● **Assigned task**: Take from the data every line in which the word "text" is found.

● **Data supplied**:
----------------------------------------

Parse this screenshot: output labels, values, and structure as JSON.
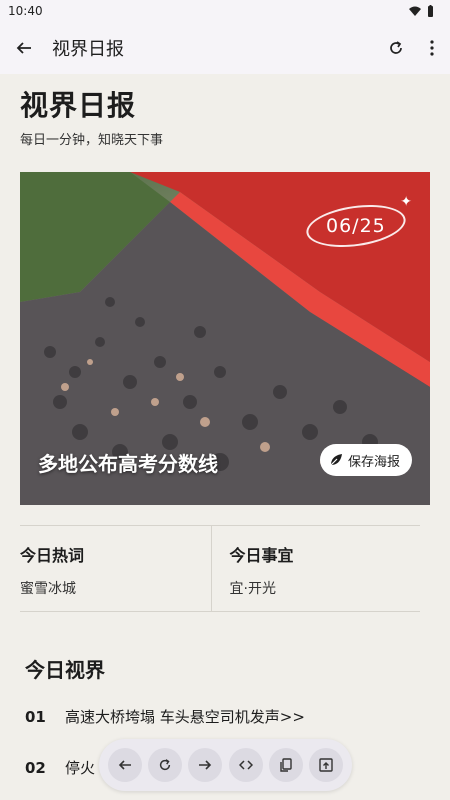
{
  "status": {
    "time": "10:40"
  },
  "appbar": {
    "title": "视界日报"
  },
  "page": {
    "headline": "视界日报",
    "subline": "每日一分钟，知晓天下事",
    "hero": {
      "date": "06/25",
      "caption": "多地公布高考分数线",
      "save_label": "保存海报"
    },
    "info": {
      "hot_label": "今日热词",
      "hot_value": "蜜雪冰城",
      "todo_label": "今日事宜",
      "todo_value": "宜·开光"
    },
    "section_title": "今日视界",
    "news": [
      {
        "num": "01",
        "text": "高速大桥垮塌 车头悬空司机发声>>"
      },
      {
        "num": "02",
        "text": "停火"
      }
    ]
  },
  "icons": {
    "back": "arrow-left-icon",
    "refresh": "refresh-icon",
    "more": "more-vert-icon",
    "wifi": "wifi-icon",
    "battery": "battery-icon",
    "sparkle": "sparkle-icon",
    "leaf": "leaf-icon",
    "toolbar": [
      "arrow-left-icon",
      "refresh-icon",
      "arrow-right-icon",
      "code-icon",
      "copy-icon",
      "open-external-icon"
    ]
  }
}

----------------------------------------

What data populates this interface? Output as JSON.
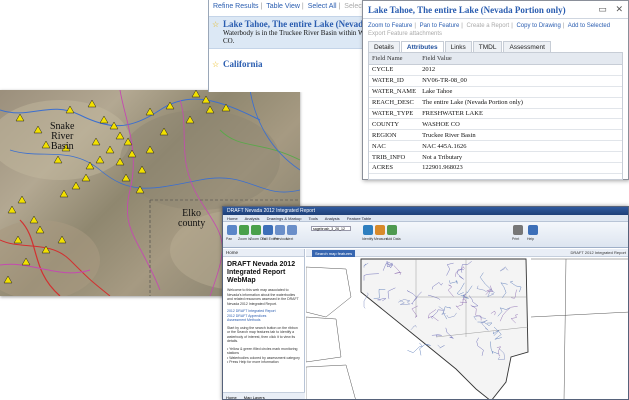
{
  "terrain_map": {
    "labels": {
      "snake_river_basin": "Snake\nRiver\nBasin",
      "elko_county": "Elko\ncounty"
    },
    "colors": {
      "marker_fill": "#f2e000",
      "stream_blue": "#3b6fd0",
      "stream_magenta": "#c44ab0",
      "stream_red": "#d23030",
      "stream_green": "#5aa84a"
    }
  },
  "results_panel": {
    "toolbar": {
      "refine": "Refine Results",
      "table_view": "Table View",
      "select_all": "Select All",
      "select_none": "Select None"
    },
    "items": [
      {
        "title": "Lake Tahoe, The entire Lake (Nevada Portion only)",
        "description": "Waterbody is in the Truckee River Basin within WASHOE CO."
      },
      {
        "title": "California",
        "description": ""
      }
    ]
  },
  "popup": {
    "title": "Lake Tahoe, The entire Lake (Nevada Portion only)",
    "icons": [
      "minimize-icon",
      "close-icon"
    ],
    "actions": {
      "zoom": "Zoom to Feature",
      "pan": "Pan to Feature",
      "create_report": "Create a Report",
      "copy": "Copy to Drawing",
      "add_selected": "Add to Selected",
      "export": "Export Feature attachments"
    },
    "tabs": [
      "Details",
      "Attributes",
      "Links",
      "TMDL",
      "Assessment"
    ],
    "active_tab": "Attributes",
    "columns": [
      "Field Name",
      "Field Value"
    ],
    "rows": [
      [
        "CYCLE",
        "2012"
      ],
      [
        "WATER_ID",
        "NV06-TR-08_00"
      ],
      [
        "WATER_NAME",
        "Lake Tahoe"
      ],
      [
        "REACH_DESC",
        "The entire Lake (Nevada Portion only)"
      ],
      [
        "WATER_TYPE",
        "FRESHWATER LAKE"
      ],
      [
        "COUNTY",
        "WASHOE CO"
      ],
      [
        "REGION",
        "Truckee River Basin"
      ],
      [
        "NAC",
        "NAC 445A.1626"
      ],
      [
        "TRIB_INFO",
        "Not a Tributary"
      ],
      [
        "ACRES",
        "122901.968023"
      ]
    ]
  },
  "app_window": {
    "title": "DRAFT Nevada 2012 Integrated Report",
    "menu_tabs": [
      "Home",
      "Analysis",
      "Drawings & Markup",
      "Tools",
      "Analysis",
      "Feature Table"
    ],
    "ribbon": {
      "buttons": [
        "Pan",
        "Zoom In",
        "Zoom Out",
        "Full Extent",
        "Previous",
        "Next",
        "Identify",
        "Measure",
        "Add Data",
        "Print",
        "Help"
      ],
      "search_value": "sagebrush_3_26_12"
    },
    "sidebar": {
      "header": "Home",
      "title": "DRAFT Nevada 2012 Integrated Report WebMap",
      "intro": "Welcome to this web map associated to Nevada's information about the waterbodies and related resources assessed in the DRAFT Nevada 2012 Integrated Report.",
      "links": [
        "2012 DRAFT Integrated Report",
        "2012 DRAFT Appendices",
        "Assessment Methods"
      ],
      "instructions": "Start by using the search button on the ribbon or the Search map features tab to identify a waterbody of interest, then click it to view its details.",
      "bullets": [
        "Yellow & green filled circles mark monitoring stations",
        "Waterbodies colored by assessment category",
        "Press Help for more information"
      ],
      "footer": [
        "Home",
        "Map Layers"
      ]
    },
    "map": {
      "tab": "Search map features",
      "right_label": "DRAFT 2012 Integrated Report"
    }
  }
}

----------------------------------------

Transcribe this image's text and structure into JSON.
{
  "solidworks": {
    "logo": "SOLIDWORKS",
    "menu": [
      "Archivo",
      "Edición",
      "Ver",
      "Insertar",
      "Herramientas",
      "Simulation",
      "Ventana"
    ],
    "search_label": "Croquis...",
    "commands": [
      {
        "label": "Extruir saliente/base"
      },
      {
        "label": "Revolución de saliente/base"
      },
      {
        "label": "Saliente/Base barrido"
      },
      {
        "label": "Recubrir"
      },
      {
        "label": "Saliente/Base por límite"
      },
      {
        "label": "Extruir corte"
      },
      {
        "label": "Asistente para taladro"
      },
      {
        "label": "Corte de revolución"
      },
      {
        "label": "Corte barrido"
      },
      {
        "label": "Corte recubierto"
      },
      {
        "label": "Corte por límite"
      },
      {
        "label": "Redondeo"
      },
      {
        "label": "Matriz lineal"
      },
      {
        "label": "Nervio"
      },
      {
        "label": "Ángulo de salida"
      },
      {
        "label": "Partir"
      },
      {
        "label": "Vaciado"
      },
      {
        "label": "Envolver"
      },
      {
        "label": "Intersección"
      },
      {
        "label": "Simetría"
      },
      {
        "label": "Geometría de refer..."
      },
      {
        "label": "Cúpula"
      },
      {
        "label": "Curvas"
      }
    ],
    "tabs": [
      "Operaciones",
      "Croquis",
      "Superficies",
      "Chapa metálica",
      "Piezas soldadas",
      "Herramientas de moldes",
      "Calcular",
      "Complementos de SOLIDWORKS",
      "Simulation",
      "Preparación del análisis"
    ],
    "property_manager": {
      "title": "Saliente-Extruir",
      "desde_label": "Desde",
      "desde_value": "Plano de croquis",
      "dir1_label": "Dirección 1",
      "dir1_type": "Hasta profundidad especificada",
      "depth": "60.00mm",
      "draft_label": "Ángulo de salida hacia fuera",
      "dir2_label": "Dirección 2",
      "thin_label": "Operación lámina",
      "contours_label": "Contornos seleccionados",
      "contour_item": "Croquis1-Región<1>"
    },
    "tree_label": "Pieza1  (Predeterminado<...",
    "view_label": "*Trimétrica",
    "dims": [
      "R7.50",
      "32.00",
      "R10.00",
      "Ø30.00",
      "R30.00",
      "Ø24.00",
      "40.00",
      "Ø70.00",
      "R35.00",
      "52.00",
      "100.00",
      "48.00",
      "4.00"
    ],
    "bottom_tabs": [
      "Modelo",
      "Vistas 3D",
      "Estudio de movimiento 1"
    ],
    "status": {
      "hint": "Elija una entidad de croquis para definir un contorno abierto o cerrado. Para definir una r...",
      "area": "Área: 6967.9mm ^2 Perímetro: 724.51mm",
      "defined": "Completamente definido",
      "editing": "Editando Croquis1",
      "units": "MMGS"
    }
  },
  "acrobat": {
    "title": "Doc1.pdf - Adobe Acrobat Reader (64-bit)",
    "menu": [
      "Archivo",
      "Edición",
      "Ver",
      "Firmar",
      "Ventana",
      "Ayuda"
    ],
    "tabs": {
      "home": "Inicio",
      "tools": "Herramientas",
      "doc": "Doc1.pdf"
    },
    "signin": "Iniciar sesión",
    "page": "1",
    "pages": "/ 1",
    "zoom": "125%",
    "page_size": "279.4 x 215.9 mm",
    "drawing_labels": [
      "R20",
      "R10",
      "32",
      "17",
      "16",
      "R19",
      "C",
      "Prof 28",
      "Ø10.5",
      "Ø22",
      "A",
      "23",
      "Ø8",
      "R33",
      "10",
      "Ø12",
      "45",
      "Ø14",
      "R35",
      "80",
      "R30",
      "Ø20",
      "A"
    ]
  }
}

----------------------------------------

● **Task response**:
        "text": "高速大桥垮塌 车头悬空司机发声>>"
        "text": "停火"
Transcribe this image's text and structure into JSON.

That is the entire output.